> **Task instructions**: A faithful copy without images is required: write out all the records exactly.

> **Available data**:
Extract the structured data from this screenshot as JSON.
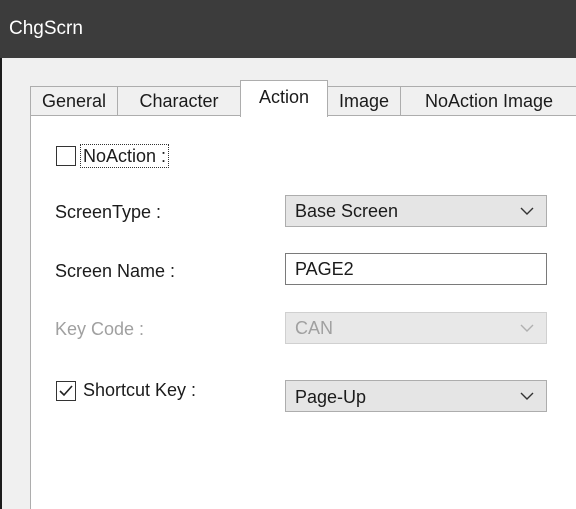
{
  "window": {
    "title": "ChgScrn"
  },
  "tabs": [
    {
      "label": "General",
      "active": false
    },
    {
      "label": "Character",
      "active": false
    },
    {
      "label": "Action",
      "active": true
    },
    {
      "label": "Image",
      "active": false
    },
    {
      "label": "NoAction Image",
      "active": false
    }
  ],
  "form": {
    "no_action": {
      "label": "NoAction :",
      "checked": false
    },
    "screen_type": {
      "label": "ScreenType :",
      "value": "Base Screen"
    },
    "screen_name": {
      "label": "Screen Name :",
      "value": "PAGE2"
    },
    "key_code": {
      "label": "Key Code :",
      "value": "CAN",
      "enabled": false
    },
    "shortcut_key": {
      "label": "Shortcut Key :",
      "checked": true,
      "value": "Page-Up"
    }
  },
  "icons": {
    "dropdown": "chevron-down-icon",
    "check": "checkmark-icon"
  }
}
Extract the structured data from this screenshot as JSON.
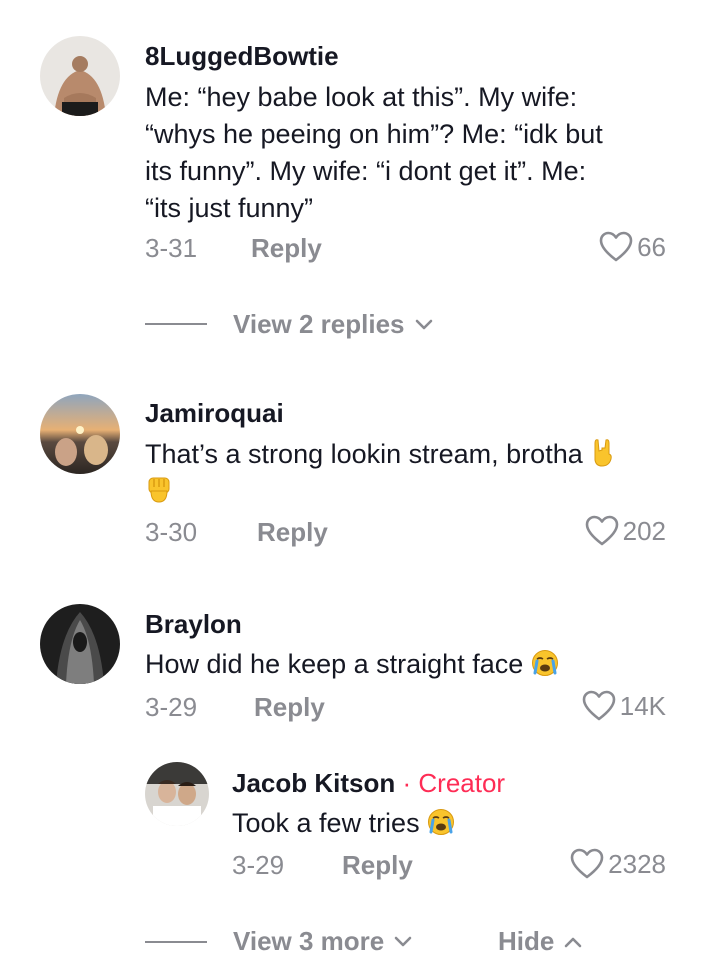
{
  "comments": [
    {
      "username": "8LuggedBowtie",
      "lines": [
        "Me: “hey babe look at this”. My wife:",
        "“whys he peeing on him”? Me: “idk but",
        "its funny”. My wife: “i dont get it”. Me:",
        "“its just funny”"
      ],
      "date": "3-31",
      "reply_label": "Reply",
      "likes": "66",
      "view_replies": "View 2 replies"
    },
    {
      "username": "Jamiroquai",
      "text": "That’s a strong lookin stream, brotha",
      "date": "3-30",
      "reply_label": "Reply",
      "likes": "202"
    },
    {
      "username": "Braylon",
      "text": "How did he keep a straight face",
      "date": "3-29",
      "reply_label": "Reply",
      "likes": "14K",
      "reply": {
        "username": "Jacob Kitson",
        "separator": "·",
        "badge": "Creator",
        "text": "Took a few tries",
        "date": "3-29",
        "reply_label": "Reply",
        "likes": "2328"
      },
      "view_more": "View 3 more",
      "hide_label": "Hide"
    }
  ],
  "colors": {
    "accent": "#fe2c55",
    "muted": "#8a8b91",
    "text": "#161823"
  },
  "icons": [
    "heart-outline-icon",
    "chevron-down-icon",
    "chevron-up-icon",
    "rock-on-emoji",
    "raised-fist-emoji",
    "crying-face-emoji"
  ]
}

> **Exercise result**:
Extract the structured data from this screenshot as JSON.
{
  "window": {
    "title": "ChgScrn"
  },
  "tabs": [
    {
      "label": "General",
      "active": false
    },
    {
      "label": "Character",
      "active": false
    },
    {
      "label": "Action",
      "active": true
    },
    {
      "label": "Image",
      "active": false
    },
    {
      "label": "NoAction Image",
      "active": false
    }
  ],
  "form": {
    "no_action": {
      "label": "NoAction :",
      "checked": false
    },
    "screen_type": {
      "label": "ScreenType :",
      "value": "Base Screen"
    },
    "screen_name": {
      "label": "Screen Name :",
      "value": "PAGE2"
    },
    "key_code": {
      "label": "Key Code :",
      "value": "CAN",
      "enabled": false
    },
    "shortcut_key": {
      "label": "Shortcut Key :",
      "checked": true,
      "value": "Page-Up"
    }
  },
  "icons": {
    "dropdown": "chevron-down-icon",
    "check": "checkmark-icon"
  }
}
Extract the structured data from this screenshot as JSON.
{
  "comments": [
    {
      "username": "8LuggedBowtie",
      "lines": [
        "Me: “hey babe look at this”. My wife:",
        "“whys he peeing on him”? Me: “idk but",
        "its funny”. My wife: “i dont get it”. Me:",
        "“its just funny”"
      ],
      "date": "3-31",
      "reply_label": "Reply",
      "likes": "66",
      "view_replies": "View 2 replies"
    },
    {
      "username": "Jamiroquai",
      "text": "That’s a strong lookin stream, brotha",
      "date": "3-30",
      "reply_label": "Reply",
      "likes": "202"
    },
    {
      "username": "Braylon",
      "text": "How did he keep a straight face",
      "date": "3-29",
      "reply_label": "Reply",
      "likes": "14K",
      "reply": {
        "username": "Jacob Kitson",
        "separator": "·",
        "badge": "Creator",
        "text": "Took a few tries",
        "date": "3-29",
        "reply_label": "Reply",
        "likes": "2328"
      },
      "view_more": "View 3 more",
      "hide_label": "Hide"
    }
  ],
  "colors": {
    "accent": "#fe2c55",
    "muted": "#8a8b91",
    "text": "#161823"
  },
  "icons": [
    "heart-outline-icon",
    "chevron-down-icon",
    "chevron-up-icon",
    "rock-on-emoji",
    "raised-fist-emoji",
    "crying-face-emoji"
  ]
}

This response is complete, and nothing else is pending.